It is important to note that even though these schools don’t have a uniform requirement, there are typically guidelines in place to ensure that students dress appropriately and maintain a professional demeanor.
Certain technical/vocational schools allow casual wear
Besides specialized high schools, certain technical and vocational schools in Japan also allow students to wear casual clothing instead of uniforms. These schools prioritize practicality and prepare students for specific industries or trades.
By allowing them to dress in a manner suitable for their future careers, these schools aim to bridge the gap between education and the professional world.
For instance, students studying culinary arts at the Osaka Institute of Culinary Arts are not required to wear uniforms. Instead, they are encouraged to wear comfortable clothing that allows for freedom of movement in the kitchen.
This exemption recognizes the importance of practicality and functionality in a field where students need to be able to work efficiently and comfortably.
It’s worth mentioning that while these exemptions exist, the majority of schools in Japan still have uniform policies in place. Uniforms are seen as a symbol of discipline, unity, and equality among students.
They also help to minimize distractions and promote a sense of belonging within the school community. However, the exemptions for specialized high schools and certain technical/vocational schools highlight the diversity and adaptability of the Japanese education system.
Debates Over School Uniform Policies
Uniform policies in Japanese schools have long been a topic of debate among educators, parents, and students. While some argue that uniforms promote a sense of unity and equality among students, others believe that they restrict individuality and self-expression.
Let’s explore both sides of the argument.
Arguments for uniforms
Supporters of school uniforms believe that they create a sense of belonging and identity within the school community. By wearing the same attire, students are less likely to be judged based on their socioeconomic status or fashion choices.
This can help reduce bullying and create a more inclusive environment. Additionally, uniforms can instill a sense of discipline and professionalism, preparing students for the expectations of the workforce.
According to a study conducted by the National Association of Elementary School Principals, schools with uniform policies reported lower rates of violence and increased attendance rates. This suggests that uniforms may contribute to a safer and more focused learning environment.
Arguments against uniforms

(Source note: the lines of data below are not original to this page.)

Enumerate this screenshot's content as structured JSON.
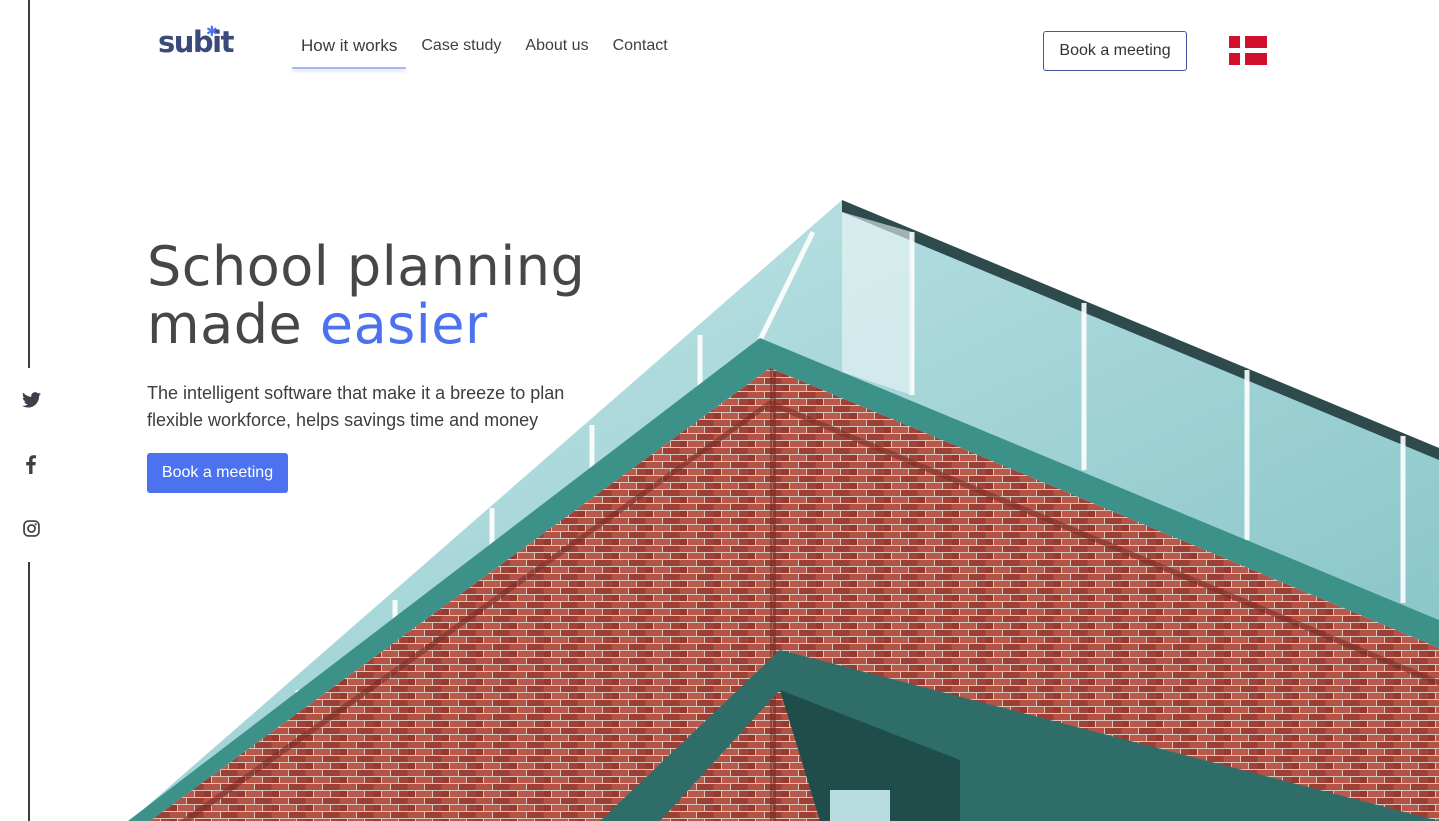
{
  "brand": {
    "logo_text": "subit"
  },
  "nav": {
    "items": [
      {
        "label": "How it works",
        "active": true
      },
      {
        "label": "Case study",
        "active": false
      },
      {
        "label": "About us",
        "active": false
      },
      {
        "label": "Contact",
        "active": false
      }
    ]
  },
  "header": {
    "meeting_button": "Book a meeting",
    "language_flag": "danish-flag"
  },
  "social": {
    "icons": [
      "twitter-icon",
      "facebook-icon",
      "instagram-icon"
    ]
  },
  "hero": {
    "headline_line1": "School planning",
    "headline_line2_prefix": "made ",
    "headline_line2_accent": "easier",
    "subtext": "The intelligent software that make it a breeze to plan flexible workforce, helps savings time and money",
    "cta_label": "Book a meeting"
  },
  "colors": {
    "accent": "#4d72f0",
    "brand_dark": "#3a4a7a",
    "flag_red": "#d0102c"
  }
}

Opponents of school uniforms argue that they stifle creativity and self-expression. Adolescence is a time of self-discovery, and clothing choices can be an important aspect of personal identity. By enforcing a strict dress code, schools may inadvertently suppress students’ individuality.
Furthermore, the cost of purchasing uniforms can be a burden for families, particularly those with multiple children. This expense can put additional financial strain on already struggling households. Critics also argue that uniforms do not address the root causes of issues such as bullying and violence, and that more comprehensive approaches should be implemented instead.
While the debate over school uniforms continues, it is important to consider the unique cultural and educational context of each country. For more information on school uniform policies in Japan, you can visit the Japan Times website, which provides insights into the costs and benefits of uniforms in Japanese schools.
While the vast majority of Japanese schools require uniforms from elementary through high school, there are a small number of exceptions. These specialized technical schools and some private schools allow more relaxed dress codes. But overall, uniforms remain the norm in Japan’s education system.